- The University of Phoenix is currently the college that enrolls the most veterans. It has a specific military division of 1000 employees dedicated specifically to supporting both currently serving servicemembers and veterans in both their online programs and at physical locations in Europe and Asia. They offer flexible financial programs and even offers scholarships to eligible veterans, which in 2012 will rise to a maximum of $7000 per student. Also, Phoenix is an approved college for the Military Spouse Career Advancement Accounts (MyCAA) program. Through the MyCAA program, military spouses can receive up to $4,000 in financial assistance for many different licenses, certificates, and some Associates Degrees.
- Kaplan University belongs to the Servicemembers Opportunity Colleges (SOC) consortium. It offers military students reduction in tuition and fee waivers and also accepts military credits earned by students through successful completion of DANTE and CLEP exams. Like Phoenix, Kaplan provides support through its staff of trained advisors, and has a flexible withdrawal policy for military students if they experience a change of orders.
- American Military University is a regionally accredited school founded by a former member of the Marine Corps and is focused exclusively on meeting some of the unique needs of service personnel. It offers over 100 degree and certificate programs in fields such as liberal arts, education, business administration, criminal justice, and many fields related to military subjects, such as national security, intelligence, and homeland security. AMU students do not have to pay for textbooks, because the university established a book grant to pay for those materials.
- Ashford University’s specialized military enrollment program is staffed largely by former members of the military who have personal experience with many of the issues military students face. It is also accredited and is a member of the Servicemembers Opportunity Colleges (SOC) consortium, and has also been named a “Top Military Friendly School” in by several military service publications. As a Letter-of-Instruction (LOI) school in the GoArmyEd program, it offers many different bachelor degree programs, from various business programs to Education, Applied Linguistics, and Health and Human Services, as well as liberal arts degrees in fields including History, Sociology, and Psychology.
The Post- 9/11 Veterans Education Assistance Improvements Act of 2010 is the latest revision of the G.I. Bill and enables active service-members and veterans to take advantage of new online opportunities to pursue higher education. According to the Commander in Chief of the Armed Forces, President Obama, the Post-9/11 G.I. Bill will help alleviate some of the problems that have plagued veterans, such as unemployment and homelessness, by improving their educational options.

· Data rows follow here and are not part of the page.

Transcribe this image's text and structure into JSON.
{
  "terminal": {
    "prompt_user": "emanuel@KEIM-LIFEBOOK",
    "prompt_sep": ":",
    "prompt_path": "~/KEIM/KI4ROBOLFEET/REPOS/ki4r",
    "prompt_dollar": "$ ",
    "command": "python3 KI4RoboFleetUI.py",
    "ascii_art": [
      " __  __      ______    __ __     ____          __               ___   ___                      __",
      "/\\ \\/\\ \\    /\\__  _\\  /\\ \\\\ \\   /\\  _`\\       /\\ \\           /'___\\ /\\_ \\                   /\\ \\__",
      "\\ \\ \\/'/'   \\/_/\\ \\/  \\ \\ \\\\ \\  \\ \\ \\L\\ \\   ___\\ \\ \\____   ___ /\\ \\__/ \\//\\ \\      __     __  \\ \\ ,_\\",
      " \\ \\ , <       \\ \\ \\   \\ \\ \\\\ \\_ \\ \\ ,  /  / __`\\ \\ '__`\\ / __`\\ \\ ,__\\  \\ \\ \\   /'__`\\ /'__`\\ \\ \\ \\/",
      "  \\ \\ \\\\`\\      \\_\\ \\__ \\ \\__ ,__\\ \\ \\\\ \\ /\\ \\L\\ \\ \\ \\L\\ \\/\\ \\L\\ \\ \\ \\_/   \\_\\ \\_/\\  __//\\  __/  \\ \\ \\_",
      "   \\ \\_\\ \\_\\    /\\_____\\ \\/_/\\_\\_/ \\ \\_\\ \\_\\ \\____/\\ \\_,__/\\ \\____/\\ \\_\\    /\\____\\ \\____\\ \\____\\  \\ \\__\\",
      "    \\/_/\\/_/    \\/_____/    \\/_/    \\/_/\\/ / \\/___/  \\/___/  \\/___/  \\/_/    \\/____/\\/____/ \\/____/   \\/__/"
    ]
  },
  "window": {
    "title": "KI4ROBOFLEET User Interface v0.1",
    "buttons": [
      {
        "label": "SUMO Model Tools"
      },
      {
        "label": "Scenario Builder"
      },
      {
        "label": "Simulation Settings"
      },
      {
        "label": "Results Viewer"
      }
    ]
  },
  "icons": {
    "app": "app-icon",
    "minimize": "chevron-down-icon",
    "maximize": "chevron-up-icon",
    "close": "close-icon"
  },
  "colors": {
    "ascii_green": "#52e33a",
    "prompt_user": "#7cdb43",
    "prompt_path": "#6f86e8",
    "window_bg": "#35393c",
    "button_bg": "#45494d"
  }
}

Former and current military personnel often experience an enormous amount of sacrifice; getting a good education should not be one of those sacrifices. If you are a veteran or are currently serving in the armed forces, as you consider your options for higher education, you may also want to check out MilitaryMBA’s First-Year Progress Report of the new G.I. Bill here. For information on how to access your G.I. Bill benefits, you can go to the Department of Veterans Affairs website.